[Web page and app entries]
+++++

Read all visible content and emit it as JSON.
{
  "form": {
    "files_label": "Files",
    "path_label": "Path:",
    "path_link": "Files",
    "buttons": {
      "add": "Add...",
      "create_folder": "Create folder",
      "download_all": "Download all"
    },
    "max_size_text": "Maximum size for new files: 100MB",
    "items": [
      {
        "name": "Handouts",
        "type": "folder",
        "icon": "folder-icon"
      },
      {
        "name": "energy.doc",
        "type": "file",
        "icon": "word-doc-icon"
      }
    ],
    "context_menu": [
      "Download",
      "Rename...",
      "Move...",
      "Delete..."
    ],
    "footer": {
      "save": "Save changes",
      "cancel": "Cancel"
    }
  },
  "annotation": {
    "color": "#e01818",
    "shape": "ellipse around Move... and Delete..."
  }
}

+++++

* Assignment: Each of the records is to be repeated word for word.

* Final answer:
Read all visible content and emit it as JSON.
{
  "form": {
    "files_label": "Files",
    "path_label": "Path:",
    "path_link": "Files",
    "buttons": {
      "add": "Add...",
      "create_folder": "Create folder",
      "download_all": "Download all"
    },
    "max_size_text": "Maximum size for new files: 100MB",
    "items": [
      {
        "name": "Handouts",
        "type": "folder",
        "icon": "folder-icon"
      },
      {
        "name": "energy.doc",
        "type": "file",
        "icon": "word-doc-icon"
      }
    ],
    "context_menu": [
      "Download",
      "Rename...",
      "Move...",
      "Delete..."
    ],
    "footer": {
      "save": "Save changes",
      "cancel": "Cancel"
    }
  },
  "annotation": {
    "color": "#e01818",
    "shape": "ellipse around Move... and Delete..."
  }
}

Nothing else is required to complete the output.